Government Shutdown 2017: What's the likelihood Congress passes a budget plan?

AP

Democrats in Congress appear to have gained the upper hand in the latest budget negotiations to avoid a government shutdown this Friday.

On Tuesday, the Trump administration softened its hardline stance demanding Congress include funding for his proposed Mexico border wall in the budget bill, which Democratic lawmakers have refused to support, warning Republicans that a shutdown could loom if they press the issue.

Speaking on Fox and Friends Tuesday morning, Trump adviser Kellyanne Conway reaffirmed President Donald Trump's commitment to getting a border wall built before adding that funding for the wall doesn't have to happen by Friday.

Less than an hour later, Trump himself deflected attacks that he may be backing off his border wall campaign promise, insisting, still that it "will get built and help stop drugs, human trafficking etc."

With the wall issue likely out of the way — at least for now — leaders in both parties are optimistic that a budget deal will get done before Friday's midnight deadline, including Senate Majority Leader Mitch McConnell.
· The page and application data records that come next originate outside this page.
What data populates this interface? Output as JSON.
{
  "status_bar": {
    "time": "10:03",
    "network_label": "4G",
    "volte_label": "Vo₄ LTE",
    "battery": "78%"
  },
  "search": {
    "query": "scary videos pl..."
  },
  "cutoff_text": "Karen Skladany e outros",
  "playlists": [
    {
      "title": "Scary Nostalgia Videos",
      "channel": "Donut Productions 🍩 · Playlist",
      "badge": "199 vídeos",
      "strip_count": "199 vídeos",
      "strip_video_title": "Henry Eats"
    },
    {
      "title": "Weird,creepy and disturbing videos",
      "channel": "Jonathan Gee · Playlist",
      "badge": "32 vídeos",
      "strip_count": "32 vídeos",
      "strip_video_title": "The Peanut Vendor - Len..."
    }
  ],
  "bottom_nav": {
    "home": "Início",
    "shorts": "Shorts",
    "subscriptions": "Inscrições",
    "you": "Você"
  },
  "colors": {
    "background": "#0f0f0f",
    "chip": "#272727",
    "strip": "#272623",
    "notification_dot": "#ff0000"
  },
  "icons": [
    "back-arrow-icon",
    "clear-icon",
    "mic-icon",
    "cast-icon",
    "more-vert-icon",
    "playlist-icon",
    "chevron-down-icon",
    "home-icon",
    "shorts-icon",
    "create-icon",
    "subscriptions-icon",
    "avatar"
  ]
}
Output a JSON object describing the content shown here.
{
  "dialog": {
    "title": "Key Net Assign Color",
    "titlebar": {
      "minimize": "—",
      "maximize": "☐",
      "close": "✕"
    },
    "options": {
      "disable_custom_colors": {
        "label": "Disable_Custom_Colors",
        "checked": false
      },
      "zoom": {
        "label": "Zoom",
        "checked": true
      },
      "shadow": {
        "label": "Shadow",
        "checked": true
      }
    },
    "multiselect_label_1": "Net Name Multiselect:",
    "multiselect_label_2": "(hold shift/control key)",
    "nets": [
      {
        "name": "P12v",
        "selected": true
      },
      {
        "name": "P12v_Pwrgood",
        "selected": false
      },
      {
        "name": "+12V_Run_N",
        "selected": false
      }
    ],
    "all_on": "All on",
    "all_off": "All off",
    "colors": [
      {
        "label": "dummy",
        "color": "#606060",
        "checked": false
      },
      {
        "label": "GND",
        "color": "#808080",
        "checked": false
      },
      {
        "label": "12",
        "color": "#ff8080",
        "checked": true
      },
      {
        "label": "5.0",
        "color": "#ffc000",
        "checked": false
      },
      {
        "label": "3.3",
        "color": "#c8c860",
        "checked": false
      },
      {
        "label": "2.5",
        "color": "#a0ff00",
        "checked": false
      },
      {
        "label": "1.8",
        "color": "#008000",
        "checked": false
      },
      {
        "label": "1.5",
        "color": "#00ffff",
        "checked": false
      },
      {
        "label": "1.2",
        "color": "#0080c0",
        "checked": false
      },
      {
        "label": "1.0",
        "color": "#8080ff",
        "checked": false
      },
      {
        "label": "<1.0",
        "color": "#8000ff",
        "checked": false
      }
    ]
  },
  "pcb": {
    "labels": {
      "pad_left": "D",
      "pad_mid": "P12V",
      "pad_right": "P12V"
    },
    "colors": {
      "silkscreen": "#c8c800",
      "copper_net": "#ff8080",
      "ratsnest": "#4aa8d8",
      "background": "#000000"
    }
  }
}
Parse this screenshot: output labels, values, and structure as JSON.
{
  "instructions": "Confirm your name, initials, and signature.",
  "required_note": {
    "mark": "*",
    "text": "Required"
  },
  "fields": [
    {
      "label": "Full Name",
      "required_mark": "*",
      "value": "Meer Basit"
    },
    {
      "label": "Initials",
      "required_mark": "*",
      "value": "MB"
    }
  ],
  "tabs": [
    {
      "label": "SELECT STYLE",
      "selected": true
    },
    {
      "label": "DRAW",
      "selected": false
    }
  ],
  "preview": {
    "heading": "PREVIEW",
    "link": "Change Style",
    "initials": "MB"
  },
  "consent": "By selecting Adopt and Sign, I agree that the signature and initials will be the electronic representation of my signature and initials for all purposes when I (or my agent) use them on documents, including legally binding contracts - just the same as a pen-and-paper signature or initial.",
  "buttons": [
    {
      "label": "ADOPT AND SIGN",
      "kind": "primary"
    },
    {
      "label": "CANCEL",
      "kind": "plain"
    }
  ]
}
However, he didn't rule out the possibility of a short-term budget extension being passed to ensure a deal gets done, according to the New York Times.

"Hopefully we'll reach an agreement sometime in the next couple of days," he told the Times.

The World War II Memorial in Washington D.C. was one of several national parks shut down in 2013 after Congress refused to pass a budget bill.Source: Susan Walsh/AP
The World War II Memorial in Washington D.C. was one of several national parks shut down in 2013 after Congress refused to pass a budget bill.  Susan Walsh/AP

Republicans are under the gun to get a deal done

Standard & Poor's estimates the last government shutdown in 2013 cost the U.S. economy $24 billion, and polls showed most Americans blamed Republicans for it back when they were in the minority in the House and the Senate.

Now that Republicans control both houses of Congress as well as the White House, failing to pass a budget will be even harder to explain to voters, especially after electing a president who campaigned on being the ultimate deal-maker.